Copy out the listing that follows in its entirety, keeping it exactly the same.

[Provided entries — start]

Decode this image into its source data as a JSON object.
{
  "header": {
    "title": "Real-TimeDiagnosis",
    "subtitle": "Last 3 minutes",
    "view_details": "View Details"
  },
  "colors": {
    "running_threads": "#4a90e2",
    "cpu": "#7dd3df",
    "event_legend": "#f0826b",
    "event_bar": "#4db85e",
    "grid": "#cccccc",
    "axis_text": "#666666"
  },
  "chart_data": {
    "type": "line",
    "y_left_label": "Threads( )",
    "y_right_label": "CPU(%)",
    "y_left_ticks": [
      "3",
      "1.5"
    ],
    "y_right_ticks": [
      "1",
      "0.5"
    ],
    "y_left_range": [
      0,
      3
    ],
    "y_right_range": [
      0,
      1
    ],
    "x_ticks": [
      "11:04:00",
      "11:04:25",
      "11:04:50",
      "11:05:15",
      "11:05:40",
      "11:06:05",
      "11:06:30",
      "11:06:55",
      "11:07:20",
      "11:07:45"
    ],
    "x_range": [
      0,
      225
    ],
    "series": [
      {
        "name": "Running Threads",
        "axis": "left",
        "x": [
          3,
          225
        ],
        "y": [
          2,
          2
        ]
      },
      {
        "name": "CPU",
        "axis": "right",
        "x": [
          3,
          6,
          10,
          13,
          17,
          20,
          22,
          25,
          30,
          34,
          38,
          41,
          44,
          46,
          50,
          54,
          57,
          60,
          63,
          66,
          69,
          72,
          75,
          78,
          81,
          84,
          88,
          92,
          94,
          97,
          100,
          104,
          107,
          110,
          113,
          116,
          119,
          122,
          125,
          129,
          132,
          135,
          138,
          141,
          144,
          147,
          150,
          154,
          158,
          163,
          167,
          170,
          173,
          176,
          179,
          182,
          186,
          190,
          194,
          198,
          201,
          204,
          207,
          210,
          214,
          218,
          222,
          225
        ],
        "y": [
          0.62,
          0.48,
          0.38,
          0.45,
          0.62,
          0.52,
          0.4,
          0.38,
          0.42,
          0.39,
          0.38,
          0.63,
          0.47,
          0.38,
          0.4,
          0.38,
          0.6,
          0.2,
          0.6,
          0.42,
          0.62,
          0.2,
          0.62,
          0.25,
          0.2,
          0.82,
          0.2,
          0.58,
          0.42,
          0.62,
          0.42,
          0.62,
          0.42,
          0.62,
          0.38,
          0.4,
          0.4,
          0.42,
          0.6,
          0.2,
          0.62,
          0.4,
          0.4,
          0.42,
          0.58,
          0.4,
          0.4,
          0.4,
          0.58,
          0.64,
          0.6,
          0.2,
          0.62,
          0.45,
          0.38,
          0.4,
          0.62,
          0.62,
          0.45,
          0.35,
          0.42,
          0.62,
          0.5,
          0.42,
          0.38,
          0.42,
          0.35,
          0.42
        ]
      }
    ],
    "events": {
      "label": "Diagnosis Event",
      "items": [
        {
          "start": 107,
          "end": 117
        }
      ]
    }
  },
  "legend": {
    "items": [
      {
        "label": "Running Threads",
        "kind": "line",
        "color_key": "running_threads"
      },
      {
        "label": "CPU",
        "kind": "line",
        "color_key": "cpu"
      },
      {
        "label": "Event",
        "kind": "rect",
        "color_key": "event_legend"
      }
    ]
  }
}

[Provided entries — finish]

> _Solution_
Decode this image into its source data as a JSON object.
{
  "header": {
    "title": "Real-TimeDiagnosis",
    "subtitle": "Last 3 minutes",
    "view_details": "View Details"
  },
  "colors": {
    "running_threads": "#4a90e2",
    "cpu": "#7dd3df",
    "event_legend": "#f0826b",
    "event_bar": "#4db85e",
    "grid": "#cccccc",
    "axis_text": "#666666"
  },
  "chart_data": {
    "type": "line",
    "y_left_label": "Threads( )",
    "y_right_label": "CPU(%)",
    "y_left_ticks": [
      "3",
      "1.5"
    ],
    "y_right_ticks": [
      "1",
      "0.5"
    ],
    "y_left_range": [
      0,
      3
    ],
    "y_right_range": [
      0,
      1
    ],
    "x_ticks": [
      "11:04:00",
      "11:04:25",
      "11:04:50",
      "11:05:15",
      "11:05:40",
      "11:06:05",
      "11:06:30",
      "11:06:55",
      "11:07:20",
      "11:07:45"
    ],
    "x_range": [
      0,
      225
    ],
    "series": [
      {
        "name": "Running Threads",
        "axis": "left",
        "x": [
          3,
          225
        ],
        "y": [
          2,
          2
        ]
      },
      {
        "name": "CPU",
        "axis": "right",
        "x": [
          3,
          6,
          10,
          13,
          17,
          20,
          22,
          25,
          30,
          34,
          38,
          41,
          44,
          46,
          50,
          54,
          57,
          60,
          63,
          66,
          69,
          72,
          75,
          78,
          81,
          84,
          88,
          92,
          94,
          97,
          100,
          104,
          107,
          110,
          113,
          116,
          119,
          122,
          125,
          129,
          132,
          135,
          138,
          141,
          144,
          147,
          150,
          154,
          158,
          163,
          167,
          170,
          173,
          176,
          179,
          182,
          186,
          190,
          194,
          198,
          201,
          204,
          207,
          210,
          214,
          218,
          222,
          225
        ],
        "y": [
          0.62,
          0.48,
          0.38,
          0.45,
          0.62,
          0.52,
          0.4,
          0.38,
          0.42,
          0.39,
          0.38,
          0.63,
          0.47,
          0.38,
          0.4,
          0.38,
          0.6,
          0.2,
          0.6,
          0.42,
          0.62,
          0.2,
          0.62,
          0.25,
          0.2,
          0.82,
          0.2,
          0.58,
          0.42,
          0.62,
          0.42,
          0.62,
          0.42,
          0.62,
          0.38,
          0.4,
          0.4,
          0.42,
          0.6,
          0.2,
          0.62,
          0.4,
          0.4,
          0.42,
          0.58,
          0.4,
          0.4,
          0.4,
          0.58,
          0.64,
          0.6,
          0.2,
          0.62,
          0.45,
          0.38,
          0.4,
          0.62,
          0.62,
          0.45,
          0.35,
          0.42,
          0.62,
          0.5,
          0.42,
          0.38,
          0.42,
          0.35,
          0.42
        ]
      }
    ],
    "events": {
      "label": "Diagnosis Event",
      "items": [
        {
          "start": 107,
          "end": 117
        }
      ]
    }
  },
  "legend": {
    "items": [
      {
        "label": "Running Threads",
        "kind": "line",
        "color_key": "running_threads"
      },
      {
        "label": "CPU",
        "kind": "line",
        "color_key": "cpu"
      },
      {
        "label": "Event",
        "kind": "rect",
        "color_key": "event_legend"
      }
    ]
  }
}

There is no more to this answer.